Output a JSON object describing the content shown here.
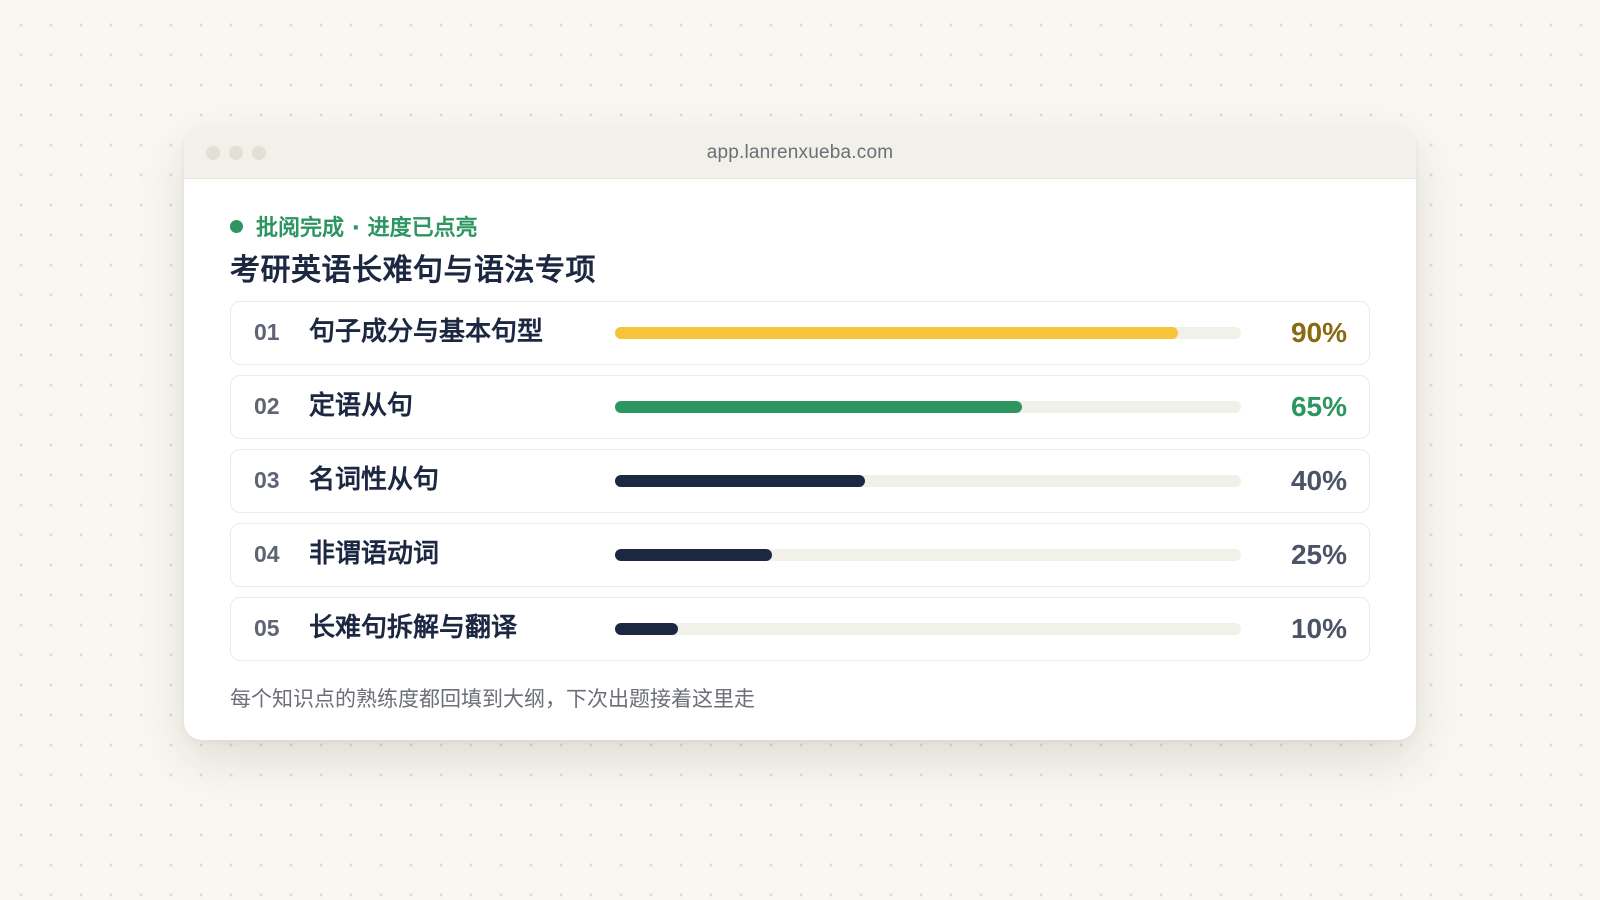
{
  "window": {
    "url": "app.lanrenxueba.com"
  },
  "status": {
    "text": "批阅完成 · 进度已点亮",
    "color": "#2d9560"
  },
  "page_title": "考研英语长难句与语法专项",
  "topics": [
    {
      "num": "01",
      "label": "句子成分与基本句型",
      "progress": 0.9,
      "percent_text": "90%",
      "bar_color": "#f7c33b",
      "text_color": "#8a6a10"
    },
    {
      "num": "02",
      "label": "定语从句",
      "progress": 0.65,
      "percent_text": "65%",
      "bar_color": "#2d9560",
      "text_color": "#2d9560"
    },
    {
      "num": "03",
      "label": "名词性从句",
      "progress": 0.4,
      "percent_text": "40%",
      "bar_color": "#1c2742",
      "text_color": "#4c5366"
    },
    {
      "num": "04",
      "label": "非谓语动词",
      "progress": 0.25,
      "percent_text": "25%",
      "bar_color": "#1c2742",
      "text_color": "#4c5366"
    },
    {
      "num": "05",
      "label": "长难句拆解与翻译",
      "progress": 0.1,
      "percent_text": "10%",
      "bar_color": "#1c2742",
      "text_color": "#4c5366"
    }
  ],
  "footnote": "每个知识点的熟练度都回填到大纲，下次出题接着这里走",
  "icons": {
    "status_indicator": "status-dot-icon",
    "window_controls": "window-dot-icon"
  }
}
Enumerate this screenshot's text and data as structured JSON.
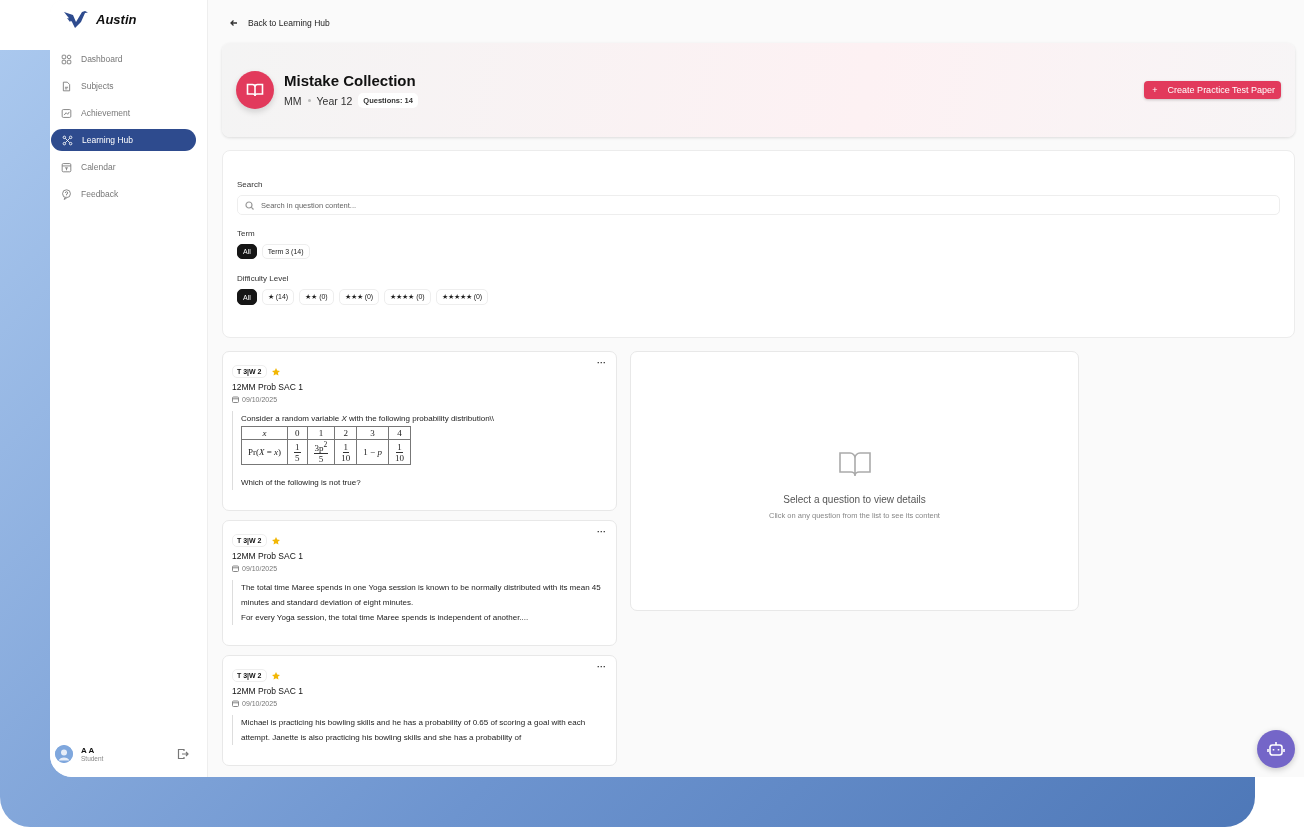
{
  "app": {
    "name": "Austin"
  },
  "sidebar": {
    "items": [
      {
        "label": "Dashboard",
        "selected": false
      },
      {
        "label": "Subjects",
        "selected": false
      },
      {
        "label": "Achievement",
        "selected": false
      },
      {
        "label": "Learning Hub",
        "selected": true
      },
      {
        "label": "Calendar",
        "selected": false
      },
      {
        "label": "Feedback",
        "selected": false
      }
    ],
    "user": {
      "name": "A A",
      "role": "Student"
    }
  },
  "back_link": "Back to Learning Hub",
  "header": {
    "title": "Mistake Collection",
    "subject": "MM",
    "year": "Year 12",
    "questions_badge": "Questions: 14",
    "create_button": "Create Practice Test Paper",
    "create_icon": "+"
  },
  "filters": {
    "search_label": "Search",
    "search": {
      "placeholder": "Search in question content..."
    },
    "term_label": "Term",
    "terms": [
      {
        "label": "All",
        "selected": true
      },
      {
        "label": "Term 3 (14)",
        "selected": false
      }
    ],
    "difficulty_label": "Difficulty Level",
    "difficulties": [
      {
        "label": "All",
        "selected": true
      },
      {
        "label": "★ (14)",
        "selected": false
      },
      {
        "label": "★★ (0)",
        "selected": false
      },
      {
        "label": "★★★ (0)",
        "selected": false
      },
      {
        "label": "★★★★ (0)",
        "selected": false
      },
      {
        "label": "★★★★★ (0)",
        "selected": false
      }
    ]
  },
  "questions": [
    {
      "tag": "T 3|W 2",
      "title": "12MM Prob SAC 1",
      "date": "09/10/2025",
      "menu": "···",
      "paragraphs": [
        "Consider a random variable *X* with the following probability distribution\\\\"
      ],
      "table": {
        "rows": [
          [
            {
              "text": "*x*"
            },
            {
              "text": "0"
            },
            {
              "text": "1"
            },
            {
              "text": "2"
            },
            {
              "text": "3"
            },
            {
              "text": "4"
            }
          ],
          [
            {
              "text": "Pr(*X* = *x*)"
            },
            {
              "num": "1",
              "den": "5"
            },
            {
              "num": "3p$^{2}$",
              "den": "5"
            },
            {
              "num": "1",
              "den": "10"
            },
            {
              "text": "1 − *p*"
            },
            {
              "num": "1",
              "den": "10"
            }
          ]
        ]
      },
      "after": [
        "Which of the following is not true?"
      ]
    },
    {
      "tag": "T 3|W 2",
      "title": "12MM Prob SAC 1",
      "date": "09/10/2025",
      "menu": "···",
      "paragraphs": [
        "The total time Maree spends in one Yoga session is known to be normally distributed with its mean 45 minutes and standard deviation of eight minutes.",
        "For every Yoga session, the total time Maree spends is independent of another...."
      ]
    },
    {
      "tag": "T 3|W 2",
      "title": "12MM Prob SAC 1",
      "date": "09/10/2025",
      "menu": "···",
      "paragraphs": [
        "Michael is practicing his bowling skills and he has a probability of 0.65 of scoring a goal with each attempt. Janette is also practicing his bowling skills and she has a probability of"
      ]
    }
  ],
  "detail": {
    "title": "Select a question to view details",
    "hint": "Click on any question from the list to see its content"
  }
}
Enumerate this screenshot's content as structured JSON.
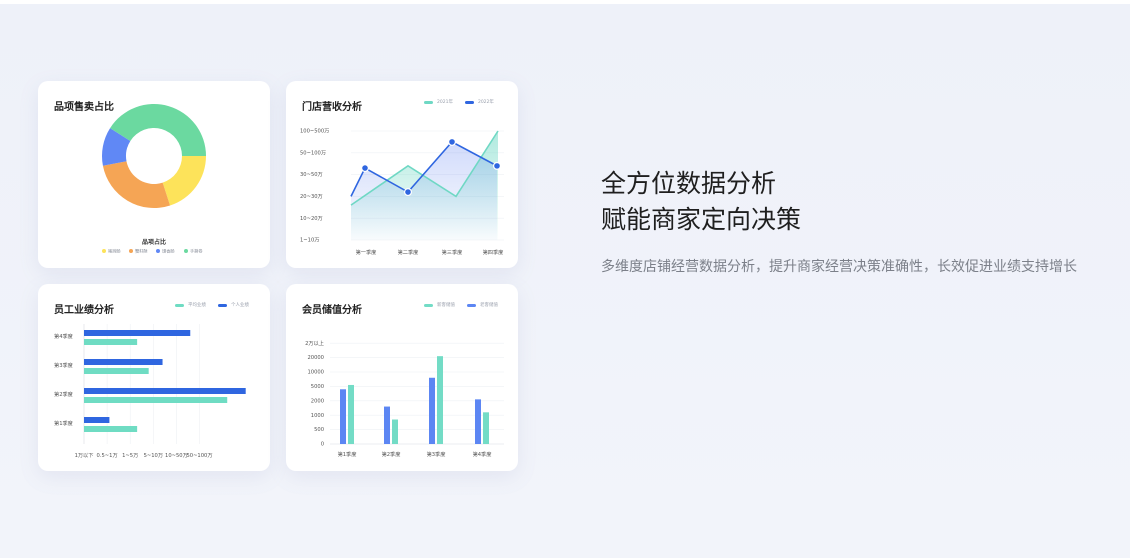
{
  "cards": {
    "product": {
      "title": "品项售卖占比",
      "center_label": "品项占比",
      "legend": [
        "猪蹄肠",
        "蟹籽酥",
        "馒香肠",
        "手撕卷"
      ],
      "chart_data": {
        "type": "pie",
        "categories": [
          "猪蹄肠",
          "蟹籽酥",
          "馒香肠",
          "手撕卷"
        ],
        "values": [
          20,
          27,
          12,
          41
        ],
        "colors": [
          "#fde35a",
          "#f5a555",
          "#6088f5",
          "#6bd9a0"
        ]
      }
    },
    "store": {
      "title": "门店营收分析",
      "legend": [
        "2021年",
        "2022年"
      ],
      "chart_data": {
        "type": "line",
        "categories": [
          "第一季度",
          "第二季度",
          "第三季度",
          "第四季度"
        ],
        "y_levels": [
          "1~10万",
          "10~20万",
          "20~30万",
          "30~50万",
          "50~100万",
          "100~500万"
        ],
        "series": [
          {
            "name": "2021年",
            "color": "#6fd8c4",
            "values": [
              1.6,
              3.4,
              2.0,
              5.0
            ],
            "end_value": 5.0
          },
          {
            "name": "2022年",
            "color": "#2f66e0",
            "values": [
              2.0,
              3.3,
              2.2,
              4.5,
              3.4
            ]
          }
        ]
      }
    },
    "staff": {
      "title": "员工业绩分析",
      "legend": [
        "平均业绩",
        "个人业绩"
      ],
      "chart_data": {
        "type": "bar",
        "orientation": "horizontal",
        "categories": [
          "第4季度",
          "第3季度",
          "第2季度",
          "第1季度"
        ],
        "x_levels": [
          "1万以下",
          "0.5~1万",
          "1~5万",
          "5~10万",
          "10~50万",
          "50~100万"
        ],
        "series": [
          {
            "name": "个人业绩",
            "color": "#2f66e0",
            "values": [
              2.3,
              1.7,
              3.5,
              0.55
            ]
          },
          {
            "name": "平均业绩",
            "color": "#6fdcc3",
            "values": [
              1.15,
              1.4,
              3.1,
              1.15
            ]
          }
        ]
      }
    },
    "member": {
      "title": "会员储值分析",
      "legend": [
        "新客储值",
        "老客储值"
      ],
      "chart_data": {
        "type": "bar",
        "categories": [
          "第1季度",
          "第2季度",
          "第3季度",
          "第4季度"
        ],
        "y_levels": [
          "0",
          "500",
          "1000",
          "2000",
          "5000",
          "10000",
          "20000",
          "2万以上"
        ],
        "series": [
          {
            "name": "老客储值",
            "color": "#5c86f3",
            "values": [
              3.8,
              2.6,
              4.6,
              3.1
            ]
          },
          {
            "name": "新客储值",
            "color": "#73dcc6",
            "values": [
              4.1,
              1.7,
              6.1,
              2.2
            ]
          }
        ]
      }
    }
  },
  "headline": {
    "line1": "全方位数据分析",
    "line2": "赋能商家定向决策"
  },
  "description": "多维度店铺经营数据分析，提升商家经营决策准确性，长效促进业绩支持增长"
}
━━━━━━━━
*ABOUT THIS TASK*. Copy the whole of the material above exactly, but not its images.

*RESPONSE BELOW*.
Output a JSON object describing the content shown here.
{
  "window": {
    "url": "app.lanrenxueba.com"
  },
  "status": {
    "text": "批阅完成 · 进度已点亮",
    "color": "#2d9560"
  },
  "page_title": "考研英语长难句与语法专项",
  "topics": [
    {
      "num": "01",
      "label": "句子成分与基本句型",
      "progress": 0.9,
      "percent_text": "90%",
      "bar_color": "#f7c33b",
      "text_color": "#8a6a10"
    },
    {
      "num": "02",
      "label": "定语从句",
      "progress": 0.65,
      "percent_text": "65%",
      "bar_color": "#2d9560",
      "text_color": "#2d9560"
    },
    {
      "num": "03",
      "label": "名词性从句",
      "progress": 0.4,
      "percent_text": "40%",
      "bar_color": "#1c2742",
      "text_color": "#4c5366"
    },
    {
      "num": "04",
      "label": "非谓语动词",
      "progress": 0.25,
      "percent_text": "25%",
      "bar_color": "#1c2742",
      "text_color": "#4c5366"
    },
    {
      "num": "05",
      "label": "长难句拆解与翻译",
      "progress": 0.1,
      "percent_text": "10%",
      "bar_color": "#1c2742",
      "text_color": "#4c5366"
    }
  ],
  "footnote": "每个知识点的熟练度都回填到大纲，下次出题接着这里走",
  "icons": {
    "status_indicator": "status-dot-icon",
    "window_controls": "window-dot-icon"
  }
}
Enumerate this screenshot's text and data as structured JSON.
{
  "app": {
    "name": "Austin"
  },
  "sidebar": {
    "items": [
      {
        "label": "Dashboard",
        "selected": false
      },
      {
        "label": "Subjects",
        "selected": false
      },
      {
        "label": "Achievement",
        "selected": false
      },
      {
        "label": "Learning Hub",
        "selected": true
      },
      {
        "label": "Calendar",
        "selected": false
      },
      {
        "label": "Feedback",
        "selected": false
      }
    ],
    "user": {
      "name": "A A",
      "role": "Student"
    }
  },
  "back_link": "Back to Learning Hub",
  "header": {
    "title": "Mistake Collection",
    "subject": "MM",
    "year": "Year 12",
    "questions_badge": "Questions: 14",
    "create_button": "Create Practice Test Paper",
    "create_icon": "+"
  },
  "filters": {
    "search_label": "Search",
    "search": {
      "placeholder": "Search in question content..."
    },
    "term_label": "Term",
    "terms": [
      {
        "label": "All",
        "selected": true
      },
      {
        "label": "Term 3 (14)",
        "selected": false
      }
    ],
    "difficulty_label": "Difficulty Level",
    "difficulties": [
      {
        "label": "All",
        "selected": true
      },
      {
        "label": "★ (14)",
        "selected": false
      },
      {
        "label": "★★ (0)",
        "selected": false
      },
      {
        "label": "★★★ (0)",
        "selected": false
      },
      {
        "label": "★★★★ (0)",
        "selected": false
      },
      {
        "label": "★★★★★ (0)",
        "selected": false
      }
    ]
  },
  "questions": [
    {
      "tag": "T 3|W 2",
      "title": "12MM Prob SAC 1",
      "date": "09/10/2025",
      "menu": "···",
      "paragraphs": [
        "Consider a random variable *X* with the following probability distribution\\\\"
      ],
      "table": {
        "rows": [
          [
            {
              "text": "*x*"
            },
            {
              "text": "0"
            },
            {
              "text": "1"
            },
            {
              "text": "2"
            },
            {
              "text": "3"
            },
            {
              "text": "4"
            }
          ],
          [
            {
              "text": "Pr(*X* = *x*)"
            },
            {
              "num": "1",
              "den": "5"
            },
            {
              "num": "3p$^{2}$",
              "den": "5"
            },
            {
              "num": "1",
              "den": "10"
            },
            {
              "text": "1 − *p*"
            },
            {
              "num": "1",
              "den": "10"
            }
          ]
        ]
      },
      "after": [
        "Which of the following is not true?"
      ]
    },
    {
      "tag": "T 3|W 2",
      "title": "12MM Prob SAC 1",
      "date": "09/10/2025",
      "menu": "···",
      "paragraphs": [
        "The total time Maree spends in one Yoga session is known to be normally distributed with its mean 45 minutes and standard deviation of eight minutes.",
        "For every Yoga session, the total time Maree spends is independent of another...."
      ]
    },
    {
      "tag": "T 3|W 2",
      "title": "12MM Prob SAC 1",
      "date": "09/10/2025",
      "menu": "···",
      "paragraphs": [
        "Michael is practicing his bowling skills and he has a probability of 0.65 of scoring a goal with each attempt. Janette is also practicing his bowling skills and she has a probability of"
      ]
    }
  ],
  "detail": {
    "title": "Select a question to view details",
    "hint": "Click on any question from the list to see its content"
  }
}
Enumerate this screenshot's content as structured JSON.
{
  "cards": {
    "product": {
      "title": "品项售卖占比",
      "center_label": "品项占比",
      "legend": [
        "猪蹄肠",
        "蟹籽酥",
        "馒香肠",
        "手撕卷"
      ],
      "chart_data": {
        "type": "pie",
        "categories": [
          "猪蹄肠",
          "蟹籽酥",
          "馒香肠",
          "手撕卷"
        ],
        "values": [
          20,
          27,
          12,
          41
        ],
        "colors": [
          "#fde35a",
          "#f5a555",
          "#6088f5",
          "#6bd9a0"
        ]
      }
    },
    "store": {
      "title": "门店营收分析",
      "legend": [
        "2021年",
        "2022年"
      ],
      "chart_data": {
        "type": "line",
        "categories": [
          "第一季度",
          "第二季度",
          "第三季度",
          "第四季度"
        ],
        "y_levels": [
          "1~10万",
          "10~20万",
          "20~30万",
          "30~50万",
          "50~100万",
          "100~500万"
        ],
        "series": [
          {
            "name": "2021年",
            "color": "#6fd8c4",
            "values": [
              1.6,
              3.4,
              2.0,
              5.0
            ],
            "end_value": 5.0
          },
          {
            "name": "2022年",
            "color": "#2f66e0",
            "values": [
              2.0,
              3.3,
              2.2,
              4.5,
              3.4
            ]
          }
        ]
      }
    },
    "staff": {
      "title": "员工业绩分析",
      "legend": [
        "平均业绩",
        "个人业绩"
      ],
      "chart_data": {
        "type": "bar",
        "orientation": "horizontal",
        "categories": [
          "第4季度",
          "第3季度",
          "第2季度",
          "第1季度"
        ],
        "x_levels": [
          "1万以下",
          "0.5~1万",
          "1~5万",
          "5~10万",
          "10~50万",
          "50~100万"
        ],
        "series": [
          {
            "name": "个人业绩",
            "color": "#2f66e0",
            "values": [
              2.3,
              1.7,
              3.5,
              0.55
            ]
          },
          {
            "name": "平均业绩",
            "color": "#6fdcc3",
            "values": [
              1.15,
              1.4,
              3.1,
              1.15
            ]
          }
        ]
      }
    },
    "member": {
      "title": "会员储值分析",
      "legend": [
        "新客储值",
        "老客储值"
      ],
      "chart_data": {
        "type": "bar",
        "categories": [
          "第1季度",
          "第2季度",
          "第3季度",
          "第4季度"
        ],
        "y_levels": [
          "0",
          "500",
          "1000",
          "2000",
          "5000",
          "10000",
          "20000",
          "2万以上"
        ],
        "series": [
          {
            "name": "老客储值",
            "color": "#5c86f3",
            "values": [
              3.8,
              2.6,
              4.6,
              3.1
            ]
          },
          {
            "name": "新客储值",
            "color": "#73dcc6",
            "values": [
              4.1,
              1.7,
              6.1,
              2.2
            ]
          }
        ]
      }
    }
  },
  "headline": {
    "line1": "全方位数据分析",
    "line2": "赋能商家定向决策"
  },
  "description": "多维度店铺经营数据分析，提升商家经营决策准确性，长效促进业绩支持增长"
}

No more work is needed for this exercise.